Mungo Howard (b. 1998 in Eora/Sydney, NSW, Australia) is a multidisciplinary artist whose practice stems from personal encounters with found, cast-off material – broadly encompassed by the topic of ruins. At both the collection and reformation stages of Howard archaeologically-inspired process, traces of decay are registered and reinforced through the utilisation of indexical media. These methods include analogue photography, transfer printmaking and sculptural casting processes. Ultimately, the works reflect an approach to the everyday environment where new value is invested into things formerly overlooked or cast-off. Howard holds a Master of Fine Art from the National Art School. He was awarded the Mark Henry Cain Memorial Travel Scholarship in the United Kingdom in 2019 and has had exhibitions with Tiles:Lewisham and Robin Gibson Gallery.
Annabelle McEwen (b.1997 in Eora/Sydney, NSW, Australia) is an artist working across various printmedia and technological spaces. McEwen’s practice considers how users of digital landscapes achieve agency in an algorithmically curated space. She uses corrupted images of the body and the self as a visual metaphor for the affect of cyber navigation on the individual. McEwen employs mainstream algorithms and artificial intelligence as tools to disrupt images, interfering with the capital-driven codified power of data collection, pattern recognition, and ensuing algorithmically dictated scrolls. She transfers virtual images onto real world objects in an attempt to materialise the digital experience and to speculate on existential futures. McEwen holds a Master of Fine Art degree from The National Art School.

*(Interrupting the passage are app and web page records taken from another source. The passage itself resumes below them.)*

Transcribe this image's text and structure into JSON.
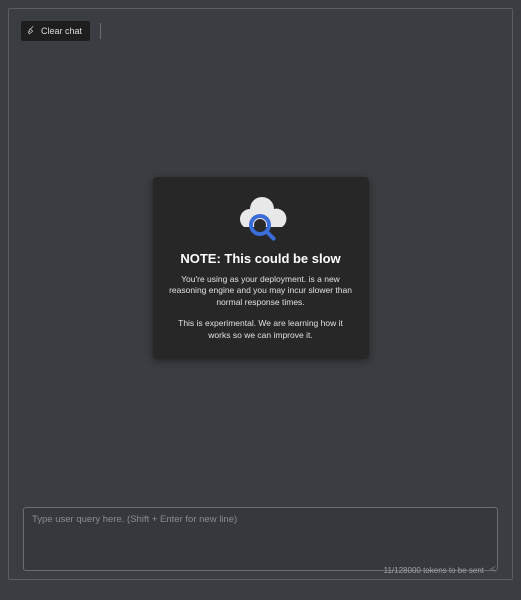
{
  "toolbar": {
    "clear_label": "Clear chat"
  },
  "notice": {
    "title": "NOTE: This could be slow",
    "paragraph1": "You're using as your deployment. is a new reasoning engine and you may incur slower than normal response times.",
    "paragraph2": "This is experimental. We are learning how it works so we can improve it."
  },
  "input": {
    "placeholder": "Type user query here. (Shift + Enter for new line)",
    "value": ""
  },
  "footer": {
    "token_text": "11/128000 tokens to be sent"
  }
}
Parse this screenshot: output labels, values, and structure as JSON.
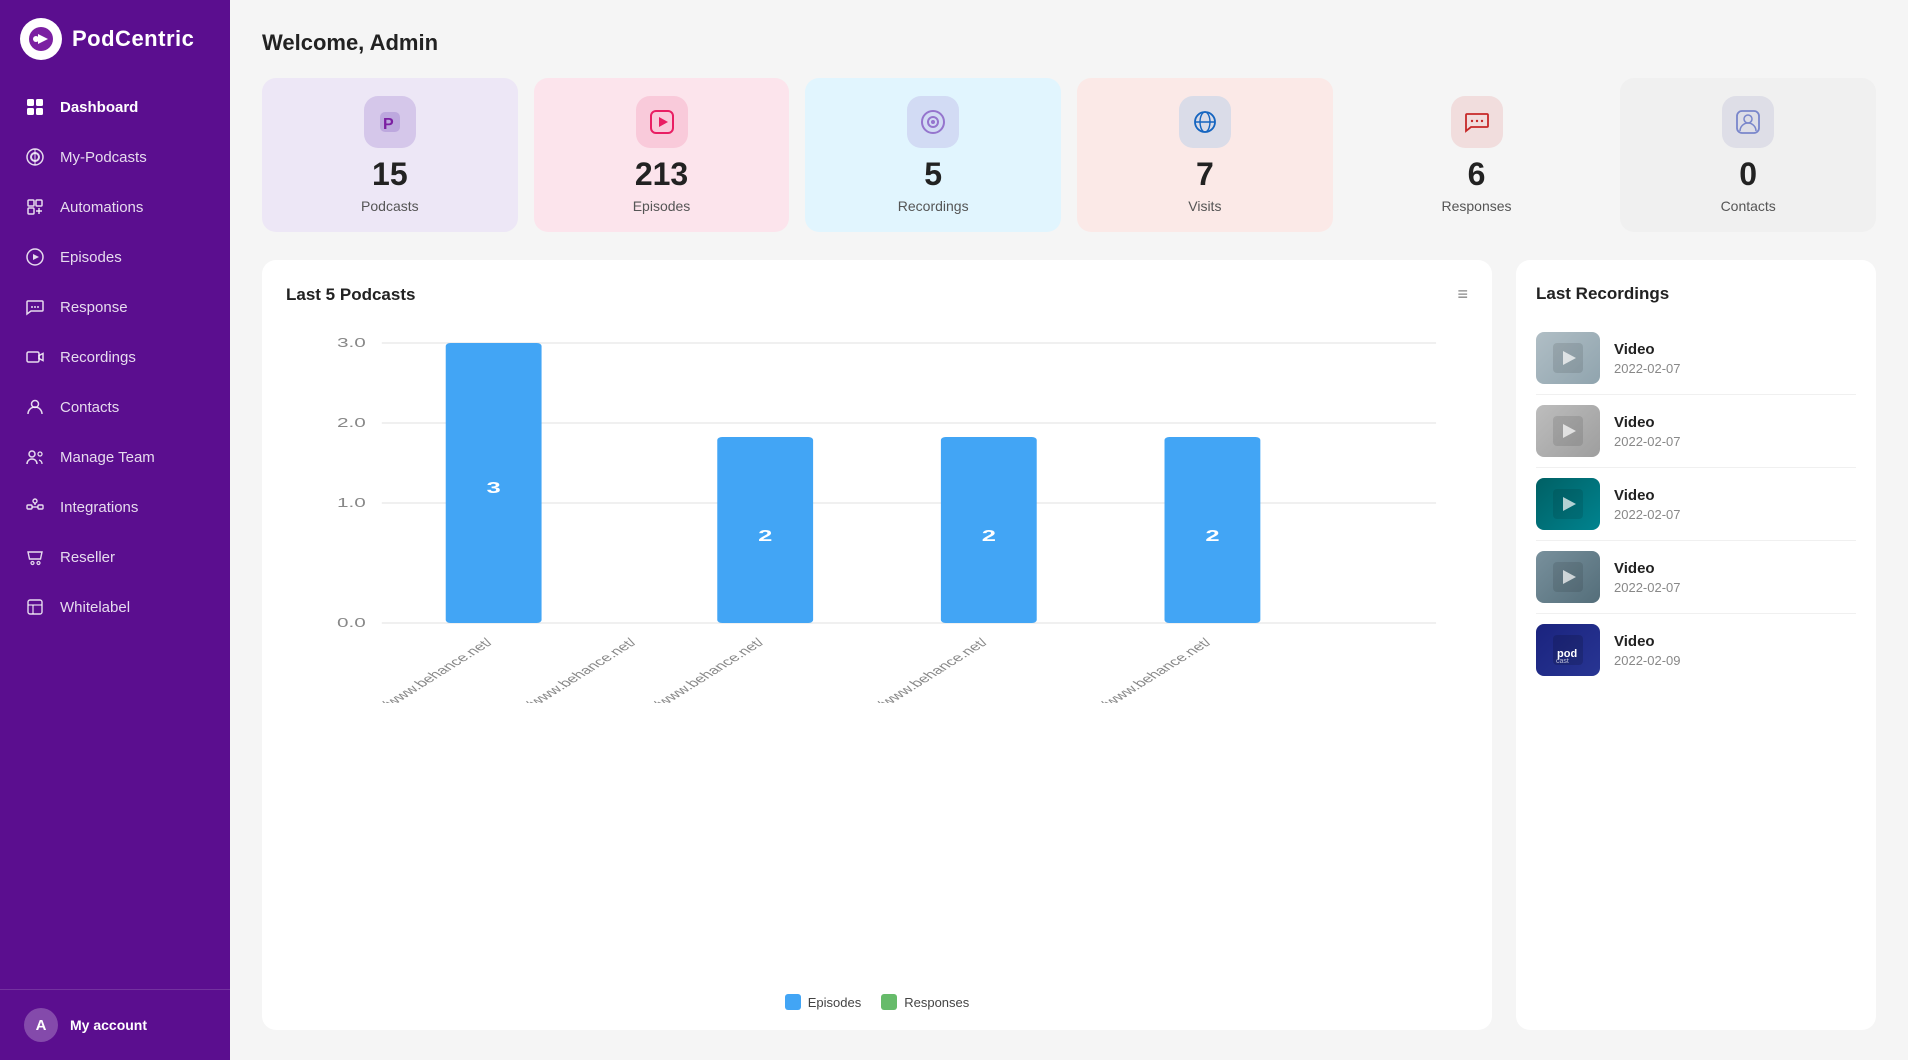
{
  "sidebar": {
    "logo_text": "PodCentric",
    "nav_items": [
      {
        "id": "dashboard",
        "label": "Dashboard",
        "active": true
      },
      {
        "id": "my-podcasts",
        "label": "My-Podcasts",
        "active": false
      },
      {
        "id": "automations",
        "label": "Automations",
        "active": false
      },
      {
        "id": "episodes",
        "label": "Episodes",
        "active": false
      },
      {
        "id": "response",
        "label": "Response",
        "active": false
      },
      {
        "id": "recordings",
        "label": "Recordings",
        "active": false
      },
      {
        "id": "contacts",
        "label": "Contacts",
        "active": false
      },
      {
        "id": "manage-team",
        "label": "Manage Team",
        "active": false
      },
      {
        "id": "integrations",
        "label": "Integrations",
        "active": false
      },
      {
        "id": "reseller",
        "label": "Reseller",
        "active": false
      },
      {
        "id": "whitelabel",
        "label": "Whitelabel",
        "active": false
      }
    ],
    "account_label": "My account",
    "account_initial": "A"
  },
  "header": {
    "welcome_text": "Welcome, Admin"
  },
  "stats": [
    {
      "id": "podcasts",
      "number": "15",
      "label": "Podcasts",
      "card_class": "purple",
      "icon_class": "purple-bg",
      "icon": "🅿"
    },
    {
      "id": "episodes",
      "number": "213",
      "label": "Episodes",
      "card_class": "pink",
      "icon_class": "pink-bg",
      "icon": "▶"
    },
    {
      "id": "recordings",
      "number": "5",
      "label": "Recordings",
      "card_class": "light-blue",
      "icon_class": "lilac-bg",
      "icon": "◈"
    },
    {
      "id": "visits",
      "number": "7",
      "label": "Visits",
      "card_class": "peach",
      "icon_class": "blue-bg",
      "icon": "🌐"
    },
    {
      "id": "responses",
      "number": "6",
      "label": "Responses",
      "card_class": "gray",
      "icon_class": "chat-bg",
      "icon": "💬"
    },
    {
      "id": "contacts",
      "number": "0",
      "label": "Contacts",
      "card_class": "light-gray",
      "icon_class": "contact-bg",
      "icon": "👤"
    }
  ],
  "chart": {
    "title": "Last 5 Podcasts",
    "menu_icon": "≡",
    "y_labels": [
      "3.0",
      "2.0",
      "1.0",
      "0.0"
    ],
    "bars": [
      {
        "x_label": "https://www.behance.net/",
        "episodes": 3,
        "responses": 0
      },
      {
        "x_label": "https://www.behance.net/",
        "episodes": 0,
        "responses": 0
      },
      {
        "x_label": "https://www.behance.net/",
        "episodes": 2,
        "responses": 0
      },
      {
        "x_label": "https://www.behance.net/",
        "episodes": 2,
        "responses": 0
      },
      {
        "x_label": "https://www.behance.net/",
        "episodes": 2,
        "responses": 0
      }
    ],
    "legend": [
      {
        "label": "Episodes",
        "color": "#42a5f5"
      },
      {
        "label": "Responses",
        "color": "#66bb6a"
      }
    ]
  },
  "recordings_panel": {
    "title": "Last Recordings",
    "items": [
      {
        "name": "Video",
        "date": "2022-02-07",
        "thumb_class": "thumb-1"
      },
      {
        "name": "Video",
        "date": "2022-02-07",
        "thumb_class": "thumb-2"
      },
      {
        "name": "Video",
        "date": "2022-02-07",
        "thumb_class": "thumb-3"
      },
      {
        "name": "Video",
        "date": "2022-02-07",
        "thumb_class": "thumb-4"
      },
      {
        "name": "Video",
        "date": "2022-02-09",
        "thumb_class": "thumb-5"
      }
    ]
  }
}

Taylor Steel (b. 1998 in Eora/Sydney, NSW, Australia) is an artist whose practice is informed by historic traditions of decay and contemporary material investigations within the field of graphic ontologies. Steel approaches decay and disorder not only as a subject in the field, but as a methodology in her experimental printmaking practice. She received her Master of Fine Arts from the National Art School in Sydney in 2022, where she also completed her Bachelor of Fine Arts in printmaking in 2020. Steel was the recipient of the Bird Holcomb Foundation MFA award and has been recognised for her innovative practice throughout New South Wales. Steel's work is currently housed in the National Art School Collection as well as several private collections in Australia and beyond.
Gregory Uzelac (b.1990 in New York, NY, USA) is an artist, writer, and curator working between New York and Eora/Sydney. A multilingual son of immigrants, Uzelac's work draws inspiration from the cultural hybridisation of migration, mass media, and myth. Uzelac received BA from Northwestern University in 2013, majoring in Cinema and Asian Studies, focusing on postcolonial theory and Subcontinental religion. In 2022 he completed a Master of Fine Arts at Sydney University, where he is currently a researcher in the Studies of Religion department. Uzelac merges esoteric study with the Superflat Theory of artist Takashi Murakami, indiscriminately, bringing together literary, cinematic, religious, and historical elements to produce tales relevant to society now.